“But how is this legal plunder to be identified? Quite simply. See if the law takes from some persons what belongs to them and gives it to other persons to whom it does not belong. See if the law benefits one citizen at the expense of another by doing what the citizen himself cannot do without committing a crime.”

"When law and morality contradict each other, the citizen has the cruel alternative of either losing his moral sense or losing his respect for the law".

"There is in all of us a strong disposition to believe that anything lawful is also legitimate. This belief is so widespread that many persons have erroneously held that things are “just” because the law makes them so."

“Life, liberty, and property do not exist because men have made laws. On the contrary, it was the fact that life, liberty, and property existed beforehand that caused men to make laws in the first place.”

“It is not because men have made laws, that personality, liberty, and property exist. On the contrary, it is because personality, liberty, and property exist beforehand, that men make laws. What, then, is law? As I have said elsewhere, it is the collective organization of the individual right to lawful defense.”

“As long as it is admitted that the law may be diverted from its true purpose--that it may violate property instead of protecting it--then everyone will want to participate in making the law, either to protect himself against plunder or to use it for plunder.”

"The law is guilty of the evils it is supposed to punish".

"See if the law takes from some persons what belongs to them, and gives it to other persons to whom it does not belong. See if the law benefits one citizen at the expense of another by doing what the citizen himself cannot do without committing a crime. Then abolish this law without delay, for it is not only an evil itself, but also it is a fertile source for further evils because it invites reprisals".


Listen to the Audiobook on "The Law" 
(Approximately 2 Hours)

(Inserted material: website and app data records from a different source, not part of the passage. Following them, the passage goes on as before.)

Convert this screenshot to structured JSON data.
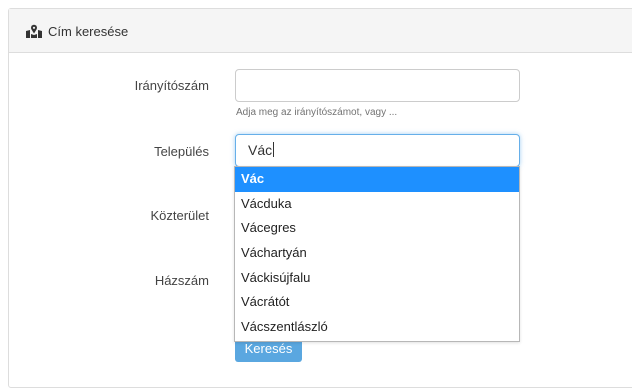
{
  "panel": {
    "title": "Cím keresése",
    "icon": "map-icon"
  },
  "form": {
    "postcode_label": "Irányítószám",
    "postcode_value": "",
    "postcode_help": "Adja meg az irányítószámot, vagy ...",
    "city_label": "Település",
    "city_value": "Vác",
    "street_label": "Közterület",
    "house_label": "Házszám",
    "search_button": "Keresés"
  },
  "autocomplete": {
    "items": [
      "Vác",
      "Vácduka",
      "Vácegres",
      "Váchartyán",
      "Váckisújfalu",
      "Vácrátót",
      "Vácszentlászló"
    ],
    "highlight_color": "#1e90ff"
  }
}
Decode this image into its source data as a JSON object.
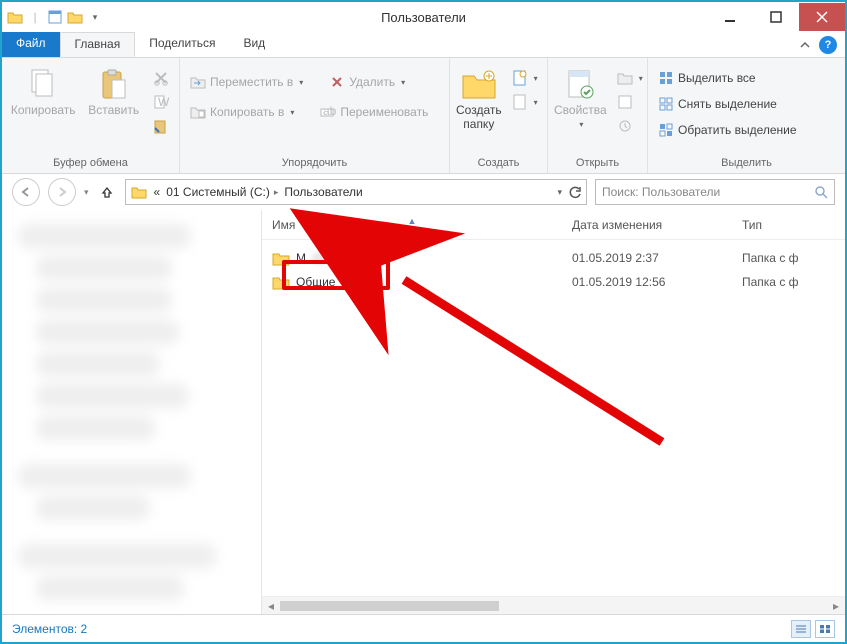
{
  "window": {
    "title": "Пользователи"
  },
  "tabs": {
    "file": "Файл",
    "home": "Главная",
    "share": "Поделиться",
    "view": "Вид"
  },
  "ribbon": {
    "clipboard": {
      "label": "Буфер обмена",
      "copy": "Копировать",
      "paste": "Вставить"
    },
    "organize": {
      "label": "Упорядочить",
      "move_to": "Переместить в",
      "copy_to": "Копировать в",
      "delete": "Удалить",
      "rename": "Переименовать"
    },
    "new": {
      "label": "Создать",
      "new_folder": "Создать\nпапку"
    },
    "open": {
      "label": "Открыть",
      "properties": "Свойства"
    },
    "select": {
      "label": "Выделить",
      "select_all": "Выделить все",
      "select_none": "Снять выделение",
      "invert": "Обратить выделение"
    }
  },
  "breadcrumb": {
    "truncate": "«",
    "drive": "01 Системный (C:)",
    "folder": "Пользователи"
  },
  "search": {
    "placeholder": "Поиск: Пользователи"
  },
  "columns": {
    "name": "Имя",
    "date": "Дата изменения",
    "type": "Тип"
  },
  "items": [
    {
      "name": "M",
      "date": "01.05.2019 2:37",
      "type": "Папка с ф"
    },
    {
      "name": "Общие",
      "date": "01.05.2019 12:56",
      "type": "Папка с ф"
    }
  ],
  "status": {
    "text": "Элементов: 2"
  }
}
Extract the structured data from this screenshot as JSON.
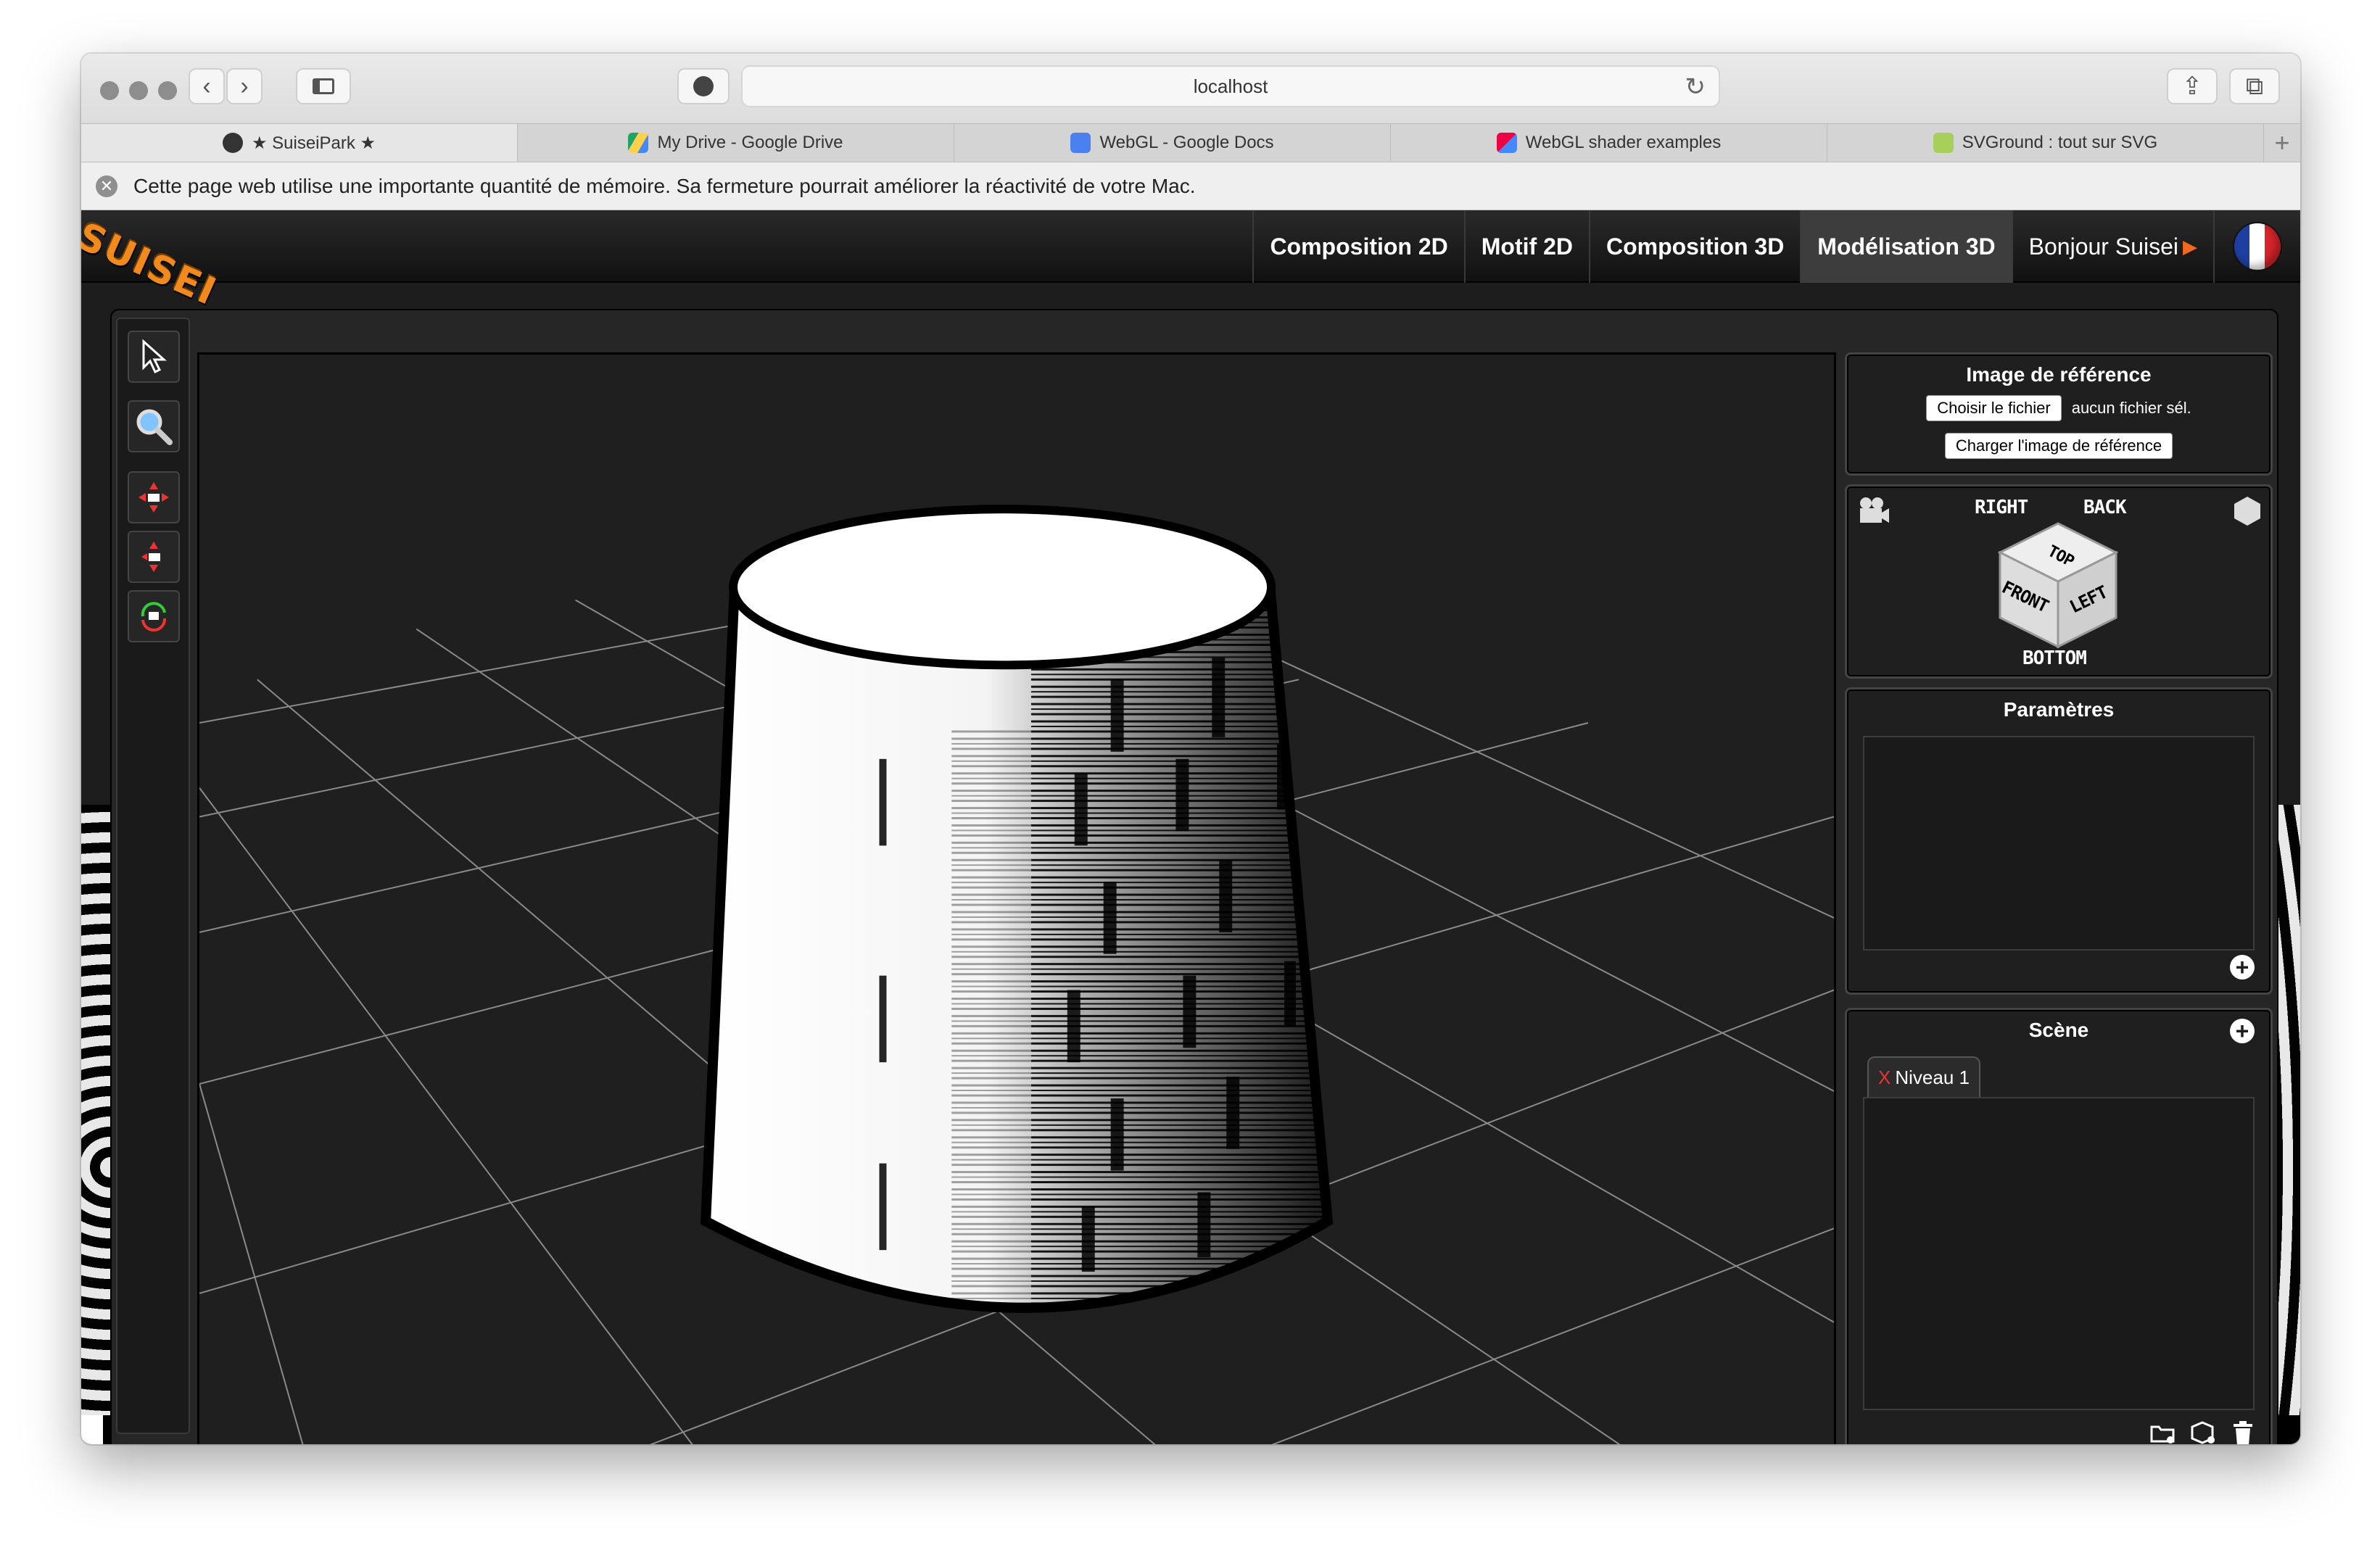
{
  "browser": {
    "url": "localhost",
    "tabs": [
      {
        "label": "★ SuiseiPark ★",
        "active": true
      },
      {
        "label": "My Drive - Google Drive",
        "active": false
      },
      {
        "label": "WebGL - Google Docs",
        "active": false
      },
      {
        "label": "WebGL shader examples",
        "active": false
      },
      {
        "label": "SVGround : tout sur SVG",
        "active": false
      }
    ],
    "new_tab_label": "+",
    "notice": "Cette page web utilise une importante quantité de mémoire. Sa fermeture pourrait améliorer la réactivité de votre Mac."
  },
  "app": {
    "logo": "SUISEI",
    "nav": {
      "items": [
        "Composition 2D",
        "Motif 2D",
        "Composition 3D",
        "Modélisation 3D"
      ],
      "active": "Modélisation 3D",
      "user": "Bonjour Suisei"
    },
    "reference_panel": {
      "title": "Image de référence",
      "choose_file_label": "Choisir le fichier",
      "file_status": "aucun fichier sél.",
      "load_label": "Charger l'image de référence"
    },
    "view_cube": {
      "right": "RIGHT",
      "back": "BACK",
      "top": "TOP",
      "front": "FRONT",
      "left": "LEFT",
      "bottom": "BOTTOM"
    },
    "params_panel": {
      "title": "Paramètres"
    },
    "scene_panel": {
      "title": "Scène",
      "tab_close": "X",
      "tab_label": "Niveau 1"
    },
    "colors": {
      "accent_orange": "#f06a22",
      "panel_bg": "#1f1f1f",
      "viewport_bg": "#1f1f1f"
    }
  }
}
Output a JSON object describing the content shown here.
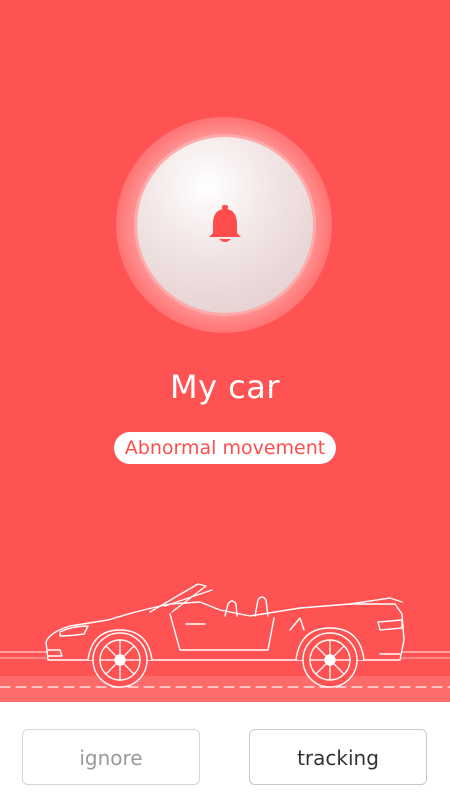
{
  "alarm": {
    "icon": "bell-icon",
    "icon_color": "#ff4d4d"
  },
  "vehicle": {
    "name": "My car",
    "status": "Abnormal movement"
  },
  "actions": {
    "ignore_label": "ignore",
    "tracking_label": "tracking"
  },
  "colors": {
    "background": "#ff5252",
    "accent": "#ff4d4d",
    "bottom_bar": "#ffffff"
  }
}
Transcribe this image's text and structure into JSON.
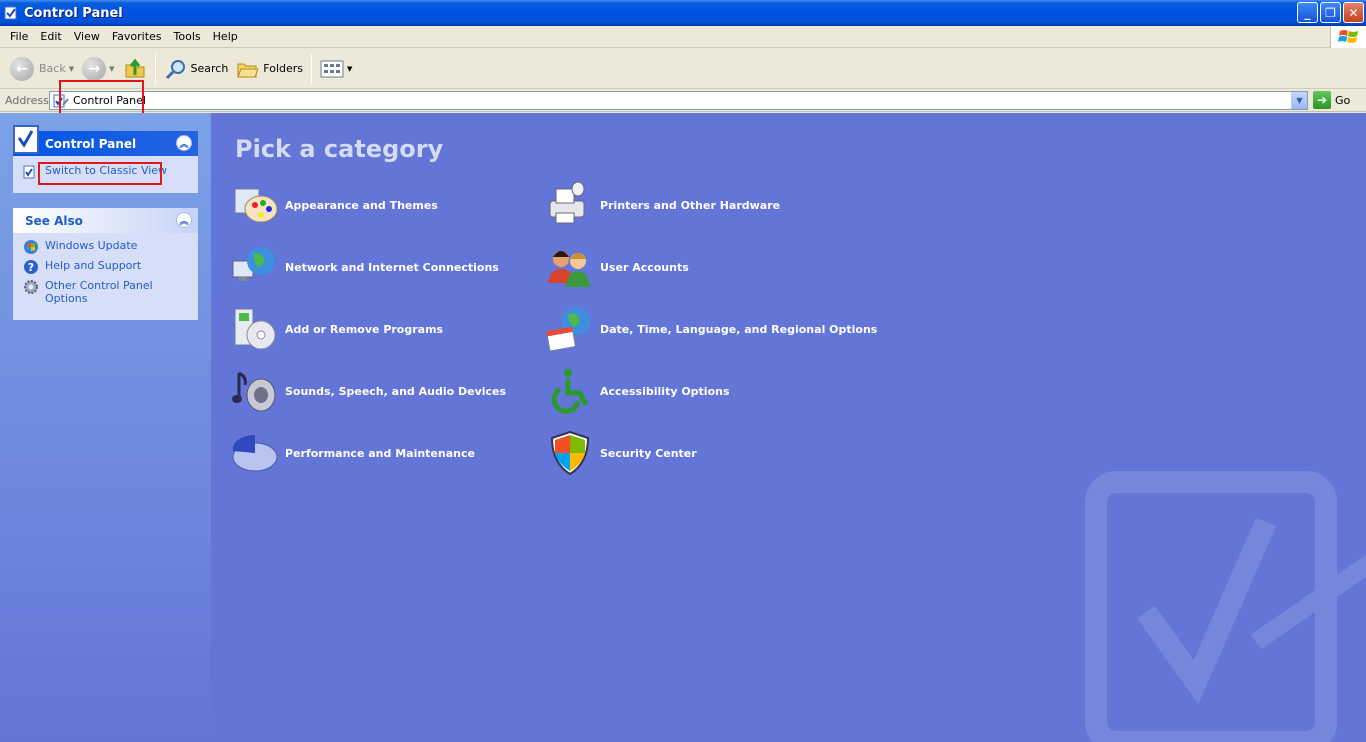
{
  "window": {
    "title": "Control Panel"
  },
  "menu": [
    "File",
    "Edit",
    "View",
    "Favorites",
    "Tools",
    "Help"
  ],
  "toolbar": {
    "back": "Back",
    "search": "Search",
    "folders": "Folders"
  },
  "address": {
    "label": "Address",
    "value": "Control Panel",
    "go": "Go"
  },
  "left": {
    "control_panel": {
      "title": "Control Panel",
      "switch": "Switch to Classic View"
    },
    "see_also": {
      "title": "See Also",
      "items": [
        "Windows Update",
        "Help and Support",
        "Other Control Panel Options"
      ]
    }
  },
  "main": {
    "title": "Pick a category",
    "categories": [
      "Appearance and Themes",
      "Printers and Other Hardware",
      "Network and Internet Connections",
      "User Accounts",
      "Add or Remove Programs",
      "Date, Time, Language, and Regional Options",
      "Sounds, Speech, and Audio Devices",
      "Accessibility Options",
      "Performance and Maintenance",
      "Security Center"
    ]
  },
  "icons": {
    "appearance": "appearance-themes-icon",
    "printers": "printer-icon",
    "network": "network-globe-icon",
    "users": "user-accounts-icon",
    "programs": "add-remove-programs-icon",
    "datetime": "date-time-globe-icon",
    "sounds": "sound-speaker-icon",
    "accessibility": "accessibility-wheelchair-icon",
    "performance": "performance-pie-icon",
    "security": "security-shield-icon"
  },
  "colors": {
    "titlebar": "#0054e3",
    "main_bg": "#6375d6",
    "link": "#215dc6",
    "highlight": "#e3161b"
  }
}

The Philosophy of Liberty and Legal Plunder

The Philosophy of Liberty and Property

Declaration of Independence

The Text of "The Law" by Frederic Bastiat